Mbombela – For nearly a month now the rugby world has settled on the word “desperate” to describe the mood of the All Blacks ahead of their two-match series against the Springboks but their coach, the embattled Ian Foster, begs to differ.
Foster, after naming a starting team that has four new faces, three of them in the tight five, says his team is not beset with “angst”, as a Kiwi reporter put it to him, but is rather in a state of “reflection” ahead of Saturday’s match at Mbombela Stadium.
Wow! And there were all four million Kiwis and their sheep believing that the All Blacks were frantically trying to fix the wounds inflicted by the Irish, but instead they are, well, reflecting …
“Look, we don’t like losing, just like everyone,” said Foster, a head coach reportedly one defeat from joining his already axed assistants, John Plumtree and Brad Mooar. “And that creates an edge in the group and a lot of reflection amongst the players in terms of their roles and how they can be better.
“So I would use the word reflection, not angst, and then dovetail that with where we are and who we are playing against and it adds up … it’s a great concoction. It is a really clear challenge ahead of us.”
Inevitably, Foster was asked just what the All Blacks have been doing to fix things at their sports resort in the Lowveld — they are at an exclusive facility that combines the luxury of an oasis with a training facility.
Foster, though, feels that not a great deal is wrong, suggesting that his team are simply slow starters to an international season, as they often are: “We have never been a great July team, it is the start of our year just like it is for South Africa, and they will also want to improve on their first three Tests of the year.
“Much has been made of our last series (against Ireland) but we are in the process of putting blocks in place for the year … Did we get everything right in that series? No, we didn’t but I still have a lot of faith in the areas where we want to grow our game,” Foster said.
“To get back on track, it is not a matter of bringing in 10 new things — just a couple, and then also hone in on some things that need to be better.”

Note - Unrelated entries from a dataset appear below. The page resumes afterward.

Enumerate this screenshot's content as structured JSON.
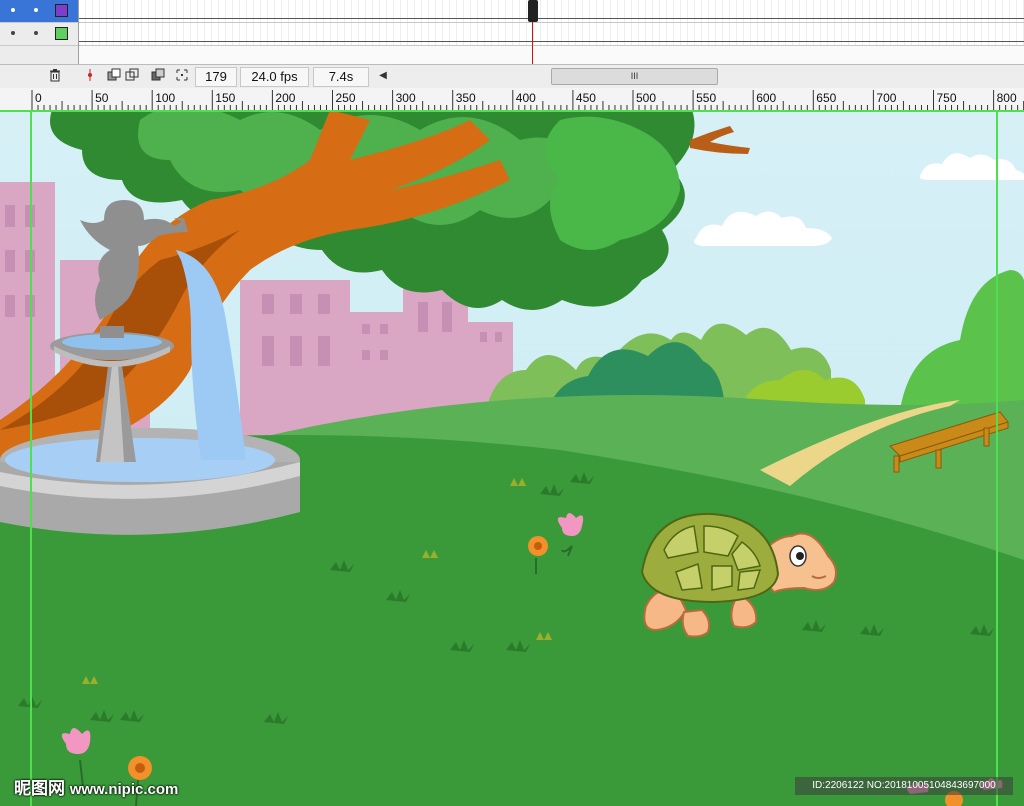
{
  "timeline": {
    "layers": [
      {
        "selected": true,
        "color": "#7b3fc9"
      },
      {
        "selected": false,
        "color": "#5fd05f"
      }
    ]
  },
  "status_bar": {
    "current_frame": "179",
    "fps": "24.0 fps",
    "elapsed": "7.4s",
    "scroll_grip": "III"
  },
  "ruler": {
    "labels": [
      "0",
      "50",
      "100",
      "150",
      "200",
      "250",
      "300",
      "350",
      "400",
      "450",
      "500",
      "550",
      "600",
      "650",
      "700",
      "750",
      "800"
    ]
  },
  "watermark": {
    "logo": "昵图网",
    "site": "www.nipic.com",
    "id_text": "ID:2206122 NO:20181005104843697000"
  },
  "colors": {
    "sky": "#cfeef4",
    "grass": "#3a9a3a",
    "tree_trunk": "#d66d14",
    "stage_guide": "#4fe04f"
  }
}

It was put to Foster that the Springboks are one-trick ponies who are very good at their one trick, and to render those ponies lame, all the Kiwis have to do is man up in the forward battle.
“It is a fallacy that the Boks have just one trick,” Foster said. “What the Boks do, they do really well. You do not become world champions if you are not proficient in a number of areas.

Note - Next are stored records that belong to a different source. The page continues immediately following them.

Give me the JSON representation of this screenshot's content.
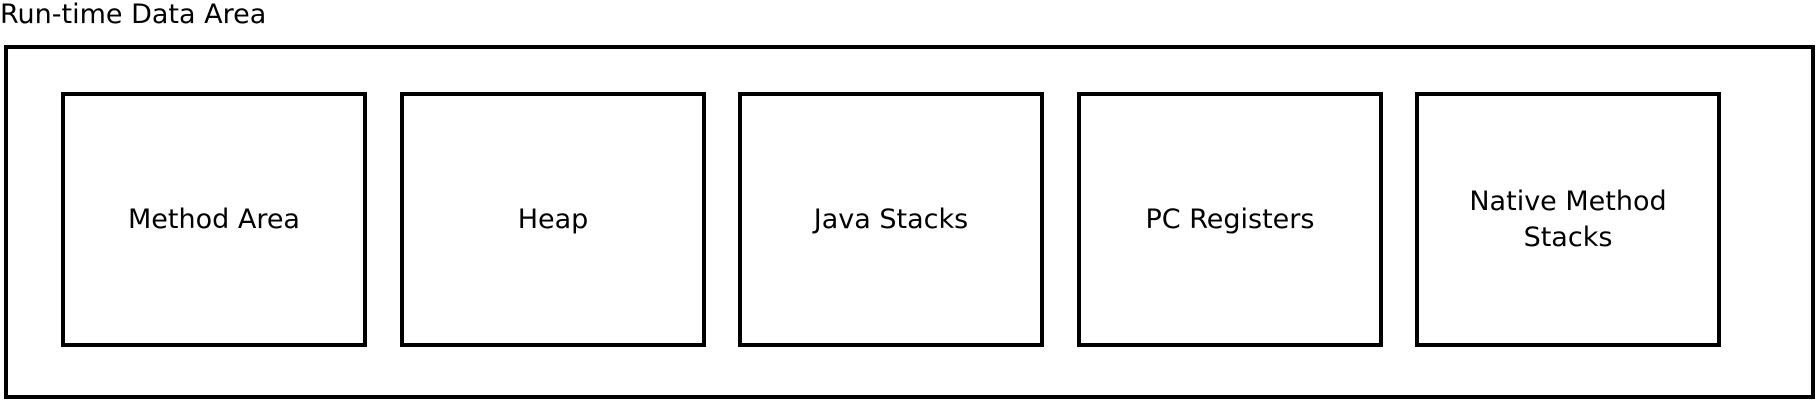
{
  "diagram": {
    "title": "Run-time Data Area",
    "areas": [
      {
        "label": "Method Area"
      },
      {
        "label": "Heap"
      },
      {
        "label": "Java Stacks"
      },
      {
        "label": "PC Registers"
      },
      {
        "label": "Native Method Stacks"
      }
    ]
  }
}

“They are a great team but we must not get hung up on that and our mindset is to play our game, we know we can play better and you don’t do that by focusing on the opposition.
“As for manning up? We will always man up … that is not an issue for the All Blacks. It is a case of being smart and being physical.”